| Exercise directions |
Copies of all lines containing the string "title" are needed from the data below.

| Dataset |
[Start of section]

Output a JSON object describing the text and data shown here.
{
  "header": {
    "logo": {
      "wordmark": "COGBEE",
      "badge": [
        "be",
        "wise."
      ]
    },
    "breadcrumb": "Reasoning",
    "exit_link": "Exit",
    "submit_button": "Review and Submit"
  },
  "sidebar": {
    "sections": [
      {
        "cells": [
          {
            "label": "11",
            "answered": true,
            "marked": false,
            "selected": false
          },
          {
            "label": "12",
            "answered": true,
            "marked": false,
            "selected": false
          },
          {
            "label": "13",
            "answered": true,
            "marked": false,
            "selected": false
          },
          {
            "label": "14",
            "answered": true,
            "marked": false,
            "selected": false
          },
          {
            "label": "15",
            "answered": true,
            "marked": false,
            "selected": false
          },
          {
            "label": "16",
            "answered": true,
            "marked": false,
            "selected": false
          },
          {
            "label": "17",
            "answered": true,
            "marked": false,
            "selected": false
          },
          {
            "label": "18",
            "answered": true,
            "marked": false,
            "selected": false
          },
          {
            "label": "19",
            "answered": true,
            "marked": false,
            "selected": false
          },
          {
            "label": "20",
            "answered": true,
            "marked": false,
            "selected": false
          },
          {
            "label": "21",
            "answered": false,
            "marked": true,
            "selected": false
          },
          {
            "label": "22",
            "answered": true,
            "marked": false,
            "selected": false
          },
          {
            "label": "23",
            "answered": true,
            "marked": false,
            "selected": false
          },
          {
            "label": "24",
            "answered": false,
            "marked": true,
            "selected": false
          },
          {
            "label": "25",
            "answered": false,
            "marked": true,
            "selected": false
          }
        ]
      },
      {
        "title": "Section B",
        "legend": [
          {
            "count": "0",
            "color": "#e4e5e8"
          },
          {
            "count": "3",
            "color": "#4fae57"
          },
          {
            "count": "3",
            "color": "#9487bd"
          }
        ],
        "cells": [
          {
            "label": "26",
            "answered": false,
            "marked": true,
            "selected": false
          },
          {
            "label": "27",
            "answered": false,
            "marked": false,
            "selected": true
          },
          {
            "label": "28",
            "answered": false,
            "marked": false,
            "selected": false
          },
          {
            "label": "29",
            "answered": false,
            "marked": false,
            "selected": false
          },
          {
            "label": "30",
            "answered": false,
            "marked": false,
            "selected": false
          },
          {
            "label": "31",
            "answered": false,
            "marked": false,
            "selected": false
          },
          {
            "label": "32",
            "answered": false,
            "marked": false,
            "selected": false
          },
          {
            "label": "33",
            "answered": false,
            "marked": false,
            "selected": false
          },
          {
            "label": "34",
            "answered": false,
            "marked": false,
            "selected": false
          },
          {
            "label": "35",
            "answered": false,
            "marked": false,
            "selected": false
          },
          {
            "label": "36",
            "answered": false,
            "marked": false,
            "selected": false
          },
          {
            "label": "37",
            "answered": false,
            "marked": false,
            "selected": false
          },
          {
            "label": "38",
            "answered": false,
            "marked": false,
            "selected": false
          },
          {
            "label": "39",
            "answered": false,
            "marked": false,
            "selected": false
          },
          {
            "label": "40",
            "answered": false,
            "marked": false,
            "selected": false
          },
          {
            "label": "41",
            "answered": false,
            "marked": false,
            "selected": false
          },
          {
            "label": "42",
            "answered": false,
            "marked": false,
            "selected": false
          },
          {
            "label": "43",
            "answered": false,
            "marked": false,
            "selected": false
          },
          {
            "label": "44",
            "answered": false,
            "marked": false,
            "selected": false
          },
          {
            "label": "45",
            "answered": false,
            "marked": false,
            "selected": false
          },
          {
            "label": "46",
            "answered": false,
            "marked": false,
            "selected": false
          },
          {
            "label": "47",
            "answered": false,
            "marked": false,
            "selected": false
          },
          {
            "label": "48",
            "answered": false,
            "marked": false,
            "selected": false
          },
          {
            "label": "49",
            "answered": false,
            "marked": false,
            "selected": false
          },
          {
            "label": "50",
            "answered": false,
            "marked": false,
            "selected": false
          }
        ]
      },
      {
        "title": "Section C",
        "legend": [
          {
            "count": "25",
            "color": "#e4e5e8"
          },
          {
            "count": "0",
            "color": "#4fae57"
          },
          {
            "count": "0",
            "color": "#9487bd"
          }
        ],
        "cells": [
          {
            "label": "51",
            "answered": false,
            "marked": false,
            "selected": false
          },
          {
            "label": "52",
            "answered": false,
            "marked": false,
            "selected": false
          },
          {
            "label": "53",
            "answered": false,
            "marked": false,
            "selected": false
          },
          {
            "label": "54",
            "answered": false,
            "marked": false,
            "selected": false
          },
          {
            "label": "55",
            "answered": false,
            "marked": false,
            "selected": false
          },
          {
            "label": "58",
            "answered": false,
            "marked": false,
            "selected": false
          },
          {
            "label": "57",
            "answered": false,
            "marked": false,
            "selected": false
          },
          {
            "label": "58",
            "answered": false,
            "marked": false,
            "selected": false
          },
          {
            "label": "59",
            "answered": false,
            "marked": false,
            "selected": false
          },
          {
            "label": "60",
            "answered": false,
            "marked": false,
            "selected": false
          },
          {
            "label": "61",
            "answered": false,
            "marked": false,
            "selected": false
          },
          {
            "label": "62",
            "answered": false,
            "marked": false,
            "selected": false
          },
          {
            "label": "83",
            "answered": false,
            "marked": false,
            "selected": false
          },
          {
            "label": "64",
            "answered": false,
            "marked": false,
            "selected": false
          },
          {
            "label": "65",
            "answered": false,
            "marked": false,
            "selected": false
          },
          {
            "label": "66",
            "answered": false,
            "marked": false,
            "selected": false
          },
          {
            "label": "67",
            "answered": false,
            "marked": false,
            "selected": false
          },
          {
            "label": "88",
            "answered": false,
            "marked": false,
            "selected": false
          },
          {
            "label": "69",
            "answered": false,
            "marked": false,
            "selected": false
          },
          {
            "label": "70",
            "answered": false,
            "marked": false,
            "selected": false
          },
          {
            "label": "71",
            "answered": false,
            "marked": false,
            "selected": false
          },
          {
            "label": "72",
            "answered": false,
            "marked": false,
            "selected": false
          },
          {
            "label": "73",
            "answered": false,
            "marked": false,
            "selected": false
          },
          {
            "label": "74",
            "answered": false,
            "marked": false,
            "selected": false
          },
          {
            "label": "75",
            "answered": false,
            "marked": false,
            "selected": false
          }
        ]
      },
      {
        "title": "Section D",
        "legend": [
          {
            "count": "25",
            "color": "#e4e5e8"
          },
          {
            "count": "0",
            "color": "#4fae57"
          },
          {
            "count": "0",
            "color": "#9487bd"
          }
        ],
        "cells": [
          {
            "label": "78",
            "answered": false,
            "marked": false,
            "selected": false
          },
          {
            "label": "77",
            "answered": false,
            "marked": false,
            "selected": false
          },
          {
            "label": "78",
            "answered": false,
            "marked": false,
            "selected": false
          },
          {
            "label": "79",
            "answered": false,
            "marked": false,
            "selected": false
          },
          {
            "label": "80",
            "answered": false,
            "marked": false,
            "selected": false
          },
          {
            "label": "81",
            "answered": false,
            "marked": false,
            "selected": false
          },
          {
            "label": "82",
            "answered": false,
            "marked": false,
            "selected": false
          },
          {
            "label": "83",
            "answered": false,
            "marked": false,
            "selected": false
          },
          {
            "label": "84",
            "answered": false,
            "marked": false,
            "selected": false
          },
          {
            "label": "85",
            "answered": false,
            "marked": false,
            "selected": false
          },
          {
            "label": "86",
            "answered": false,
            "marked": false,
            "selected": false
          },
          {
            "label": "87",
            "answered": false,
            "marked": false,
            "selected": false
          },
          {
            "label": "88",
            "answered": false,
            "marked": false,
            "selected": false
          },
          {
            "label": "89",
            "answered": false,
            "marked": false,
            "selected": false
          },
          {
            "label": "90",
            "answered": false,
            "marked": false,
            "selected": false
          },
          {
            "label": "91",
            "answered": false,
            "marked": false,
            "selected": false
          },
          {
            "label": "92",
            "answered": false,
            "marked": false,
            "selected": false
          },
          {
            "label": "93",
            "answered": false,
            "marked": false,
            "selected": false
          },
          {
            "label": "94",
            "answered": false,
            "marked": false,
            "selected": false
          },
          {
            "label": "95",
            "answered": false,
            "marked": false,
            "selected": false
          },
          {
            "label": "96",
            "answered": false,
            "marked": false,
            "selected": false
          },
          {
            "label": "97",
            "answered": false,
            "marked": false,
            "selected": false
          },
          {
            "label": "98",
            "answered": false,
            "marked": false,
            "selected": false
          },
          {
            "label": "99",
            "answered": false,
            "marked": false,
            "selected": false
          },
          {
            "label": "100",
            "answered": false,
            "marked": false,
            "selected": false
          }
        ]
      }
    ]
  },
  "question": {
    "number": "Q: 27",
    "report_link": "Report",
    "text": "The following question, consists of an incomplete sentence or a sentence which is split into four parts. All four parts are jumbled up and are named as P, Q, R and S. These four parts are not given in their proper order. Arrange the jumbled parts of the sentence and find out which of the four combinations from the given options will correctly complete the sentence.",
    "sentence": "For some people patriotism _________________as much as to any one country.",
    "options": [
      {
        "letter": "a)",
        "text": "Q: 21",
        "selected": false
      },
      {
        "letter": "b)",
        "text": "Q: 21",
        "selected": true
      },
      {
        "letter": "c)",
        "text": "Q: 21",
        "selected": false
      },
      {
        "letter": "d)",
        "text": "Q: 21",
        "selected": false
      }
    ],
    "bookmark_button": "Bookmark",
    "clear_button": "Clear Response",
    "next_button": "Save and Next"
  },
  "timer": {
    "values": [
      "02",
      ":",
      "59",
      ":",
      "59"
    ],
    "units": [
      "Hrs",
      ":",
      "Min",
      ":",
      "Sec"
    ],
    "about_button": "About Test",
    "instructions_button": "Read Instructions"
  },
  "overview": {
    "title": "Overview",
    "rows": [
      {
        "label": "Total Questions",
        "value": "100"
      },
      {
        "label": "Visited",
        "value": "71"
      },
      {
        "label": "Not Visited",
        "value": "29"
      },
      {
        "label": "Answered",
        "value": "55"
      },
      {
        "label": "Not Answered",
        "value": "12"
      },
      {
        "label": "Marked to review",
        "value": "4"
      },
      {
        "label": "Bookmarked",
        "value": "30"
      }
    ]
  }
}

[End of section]

| Result |
        "title": "Section B",
        "title": "Section C",
        "title": "Section D",
    "title": "Overview",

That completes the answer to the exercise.